The judged paused, then said “Yes.”

Sobs could be heard in the courtroom as witness and accused embraced.

Good for Brandt. He set us an example. Forgiveness does not downplay the offense, excuse the misdeed, nor does it condone it. Forgiveness is simply the act of changing your attitude toward the offender; it’s moving from a desire to harm toward an openness to be at peace. This teenager reminded us that, while justice matters, forgiveness heals. He modeled the power of forgiveness.

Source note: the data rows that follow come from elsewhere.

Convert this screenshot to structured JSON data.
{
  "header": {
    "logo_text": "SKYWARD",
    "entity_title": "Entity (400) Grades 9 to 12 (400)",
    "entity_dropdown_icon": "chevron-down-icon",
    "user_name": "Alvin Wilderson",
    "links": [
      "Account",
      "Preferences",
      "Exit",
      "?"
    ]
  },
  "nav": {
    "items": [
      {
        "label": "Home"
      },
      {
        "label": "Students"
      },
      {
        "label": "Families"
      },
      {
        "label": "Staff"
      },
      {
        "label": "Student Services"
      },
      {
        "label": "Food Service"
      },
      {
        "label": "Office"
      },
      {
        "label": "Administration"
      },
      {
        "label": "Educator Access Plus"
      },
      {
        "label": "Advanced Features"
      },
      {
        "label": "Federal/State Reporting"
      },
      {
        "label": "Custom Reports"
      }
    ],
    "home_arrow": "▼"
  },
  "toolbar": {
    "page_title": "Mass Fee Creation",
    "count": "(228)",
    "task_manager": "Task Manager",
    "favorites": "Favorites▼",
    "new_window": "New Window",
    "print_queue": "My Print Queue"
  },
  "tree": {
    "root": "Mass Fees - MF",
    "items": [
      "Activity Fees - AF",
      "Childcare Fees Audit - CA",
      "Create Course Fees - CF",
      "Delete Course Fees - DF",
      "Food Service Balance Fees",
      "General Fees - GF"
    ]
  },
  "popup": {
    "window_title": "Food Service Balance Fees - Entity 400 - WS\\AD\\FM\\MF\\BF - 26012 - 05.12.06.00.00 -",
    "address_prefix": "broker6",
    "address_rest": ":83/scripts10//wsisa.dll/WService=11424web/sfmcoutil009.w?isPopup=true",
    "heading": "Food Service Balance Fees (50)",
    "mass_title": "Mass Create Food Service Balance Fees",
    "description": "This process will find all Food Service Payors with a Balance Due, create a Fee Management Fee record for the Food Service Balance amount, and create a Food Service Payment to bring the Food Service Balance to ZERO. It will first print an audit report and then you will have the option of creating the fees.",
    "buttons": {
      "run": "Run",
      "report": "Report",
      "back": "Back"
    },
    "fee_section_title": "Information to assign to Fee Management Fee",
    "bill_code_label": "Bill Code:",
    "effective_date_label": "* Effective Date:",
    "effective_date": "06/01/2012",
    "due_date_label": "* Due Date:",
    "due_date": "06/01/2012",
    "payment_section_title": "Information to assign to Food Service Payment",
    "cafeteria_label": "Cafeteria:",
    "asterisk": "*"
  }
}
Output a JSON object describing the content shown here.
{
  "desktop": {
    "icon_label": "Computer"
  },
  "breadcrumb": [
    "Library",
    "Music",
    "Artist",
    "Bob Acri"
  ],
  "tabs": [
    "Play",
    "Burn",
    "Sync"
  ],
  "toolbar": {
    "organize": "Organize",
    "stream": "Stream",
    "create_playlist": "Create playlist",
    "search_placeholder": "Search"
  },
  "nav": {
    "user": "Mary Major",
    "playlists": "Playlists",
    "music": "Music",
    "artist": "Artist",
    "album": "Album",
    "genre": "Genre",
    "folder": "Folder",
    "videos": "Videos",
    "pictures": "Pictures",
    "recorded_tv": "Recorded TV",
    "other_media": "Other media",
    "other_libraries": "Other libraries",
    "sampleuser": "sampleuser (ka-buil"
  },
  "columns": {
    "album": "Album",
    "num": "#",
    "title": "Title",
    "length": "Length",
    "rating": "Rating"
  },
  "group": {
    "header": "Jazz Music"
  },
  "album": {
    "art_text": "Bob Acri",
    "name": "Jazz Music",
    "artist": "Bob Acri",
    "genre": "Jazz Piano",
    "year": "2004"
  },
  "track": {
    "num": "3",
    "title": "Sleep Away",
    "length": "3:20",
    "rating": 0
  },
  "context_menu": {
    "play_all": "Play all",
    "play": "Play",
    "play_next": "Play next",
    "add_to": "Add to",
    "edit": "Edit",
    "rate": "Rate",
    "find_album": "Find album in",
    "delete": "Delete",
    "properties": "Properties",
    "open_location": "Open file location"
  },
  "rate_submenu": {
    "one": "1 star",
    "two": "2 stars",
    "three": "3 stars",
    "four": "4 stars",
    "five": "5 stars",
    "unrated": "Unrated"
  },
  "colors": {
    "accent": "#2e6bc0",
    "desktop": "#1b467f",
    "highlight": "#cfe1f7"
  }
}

The judge then displayed the power of kindness. Tammy Kemp left the bench to retrieve one of her personal Bibles; then handed it to Guyger. “This is your job for the next month. It says right here. John 3:16. And this is where you start.”  Then the judge quoted the verse, “For God so loved the world, that he gave his only begotten son, that whosoever believeth in him should not perish, but have eternal life.”

Who saw this coming? We expect government officials to remain detached, to keep faith at arm’s length. And yet here, in the middle of a courtroom we see a refreshing, affirming act of humanity. We see a person treating another person like, well, like a person.

The judge is under fire for her kindness. A national atheist group, the Freedom from Religion Foundation, has filed a formal complaint with the State of Texas, stating that Kemp’s actions overstepped judicial authority.


Can we not appreciate this gesture  for what it is? A flower finding a way to bloom in this hard sidewalk of our society. We are so harsh to one another. Leaders in DC, shouting. People on the airwaves, shouting. Motorists in traffic, shouting. Anger seems to be the order of the day. Then,  when a person models an act of kindness, we recoil. We accuse her of proselytizing.

I, for one, welcome her compassion.

You and I indwell a lonely planet. Broken hearts populate every office building. Discouragement mummifies countless lives. The world is hungry, yes hungry for a cavalry of kindness. We cannot solve every problem in society, but we can bring hope to a few hearts. And, who knows, if you brighten your corner of the world and I do the same in mine, a quiet revolution of kindness might break out.

© Max Lucado, October 2019